### Exercise
Your answer should consist of the lines below that hold the word "Info".

### Exercise materials

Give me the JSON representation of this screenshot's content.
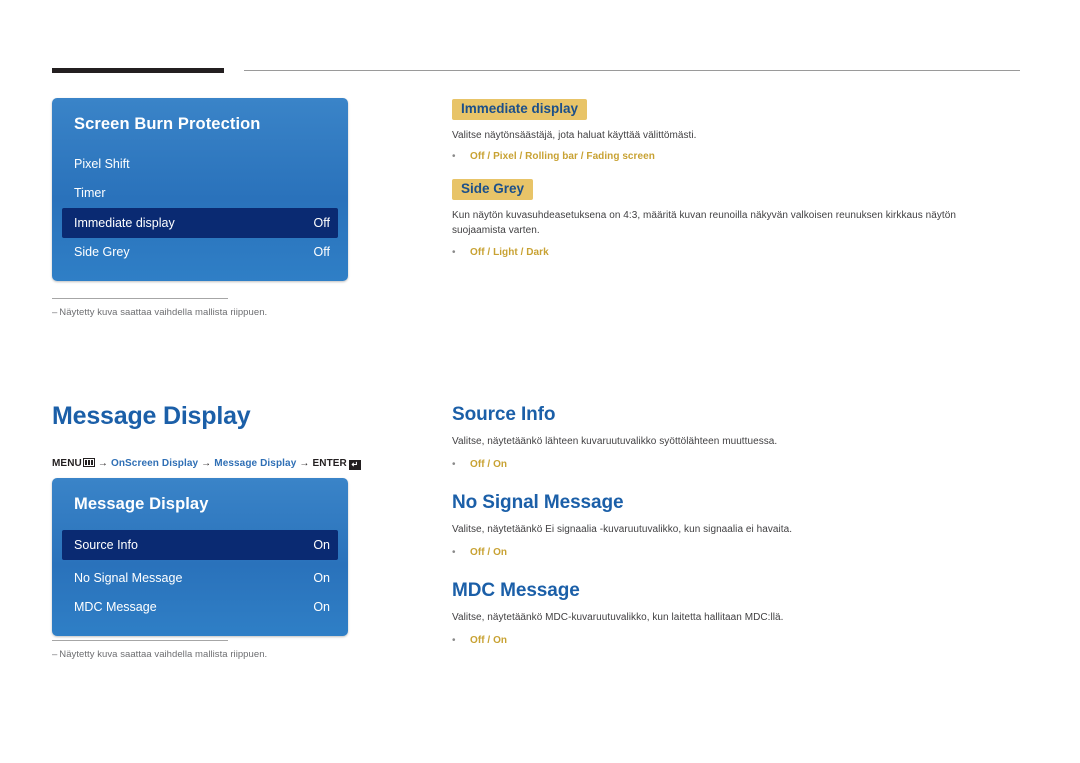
{
  "page": {
    "footnote_dash": "‒",
    "footnote_text": "Näytetty kuva saattaa vaihdella mallista riippuen."
  },
  "panel_screen_burn": {
    "title": "Screen Burn Protection",
    "rows": [
      {
        "label": "Pixel Shift",
        "value": "",
        "selected": false
      },
      {
        "label": "Timer",
        "value": "",
        "selected": false
      },
      {
        "label": "Immediate display",
        "value": "Off",
        "selected": true
      },
      {
        "label": "Side Grey",
        "value": "Off",
        "selected": false
      }
    ]
  },
  "panel_message_display": {
    "title": "Message Display",
    "rows": [
      {
        "label": "Source Info",
        "value": "On",
        "selected": true
      },
      {
        "label": "No Signal Message",
        "value": "On",
        "selected": false
      },
      {
        "label": "MDC Message",
        "value": "On",
        "selected": false
      }
    ]
  },
  "breadcrumb": {
    "menu": "MENU",
    "arrow": "→",
    "item1": "OnScreen Display",
    "item2": "Message Display",
    "enter": "ENTER",
    "enter_glyph": "↵"
  },
  "sections": [
    {
      "title": "Immediate display",
      "style": "highlight",
      "body": "Valitse näytönsäästäjä, jota haluat käyttää välittömästi.",
      "options": "Off / Pixel / Rolling bar / Fading screen"
    },
    {
      "title": "Side Grey",
      "style": "highlight",
      "body": "Kun näytön kuvasuhdeasetuksena on 4:3, määritä kuvan reunoilla näkyvän valkoisen reunuksen kirkkaus näytön suojaamista varten.",
      "options": "Off / Light / Dark"
    },
    {
      "title": "Source Info",
      "style": "h2",
      "body": "Valitse, näytetäänkö lähteen kuvaruutuvalikko syöttölähteen muuttuessa.",
      "options": "Off / On"
    },
    {
      "title": "No Signal Message",
      "style": "h2",
      "body": "Valitse, näytetäänkö Ei signaalia -kuvaruutuvalikko, kun signaalia ei havaita.",
      "options": "Off / On"
    },
    {
      "title": "MDC Message",
      "style": "h2",
      "body": "Valitse, näytetäänkö MDC-kuvaruutuvalikko, kun laitetta hallitaan MDC:llä.",
      "options": "Off / On"
    }
  ],
  "main_heading": "Message Display",
  "bullet": "•",
  "colors": {
    "panel_blue": "#2f7ec4",
    "selected_row": "#0a2a72",
    "heading_blue": "#1b5fa8",
    "highlight_bg": "#e8c468",
    "option_gold": "#c8a233"
  }
}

### Finished task
        "label": "Source Info",
      "title": "Source Info",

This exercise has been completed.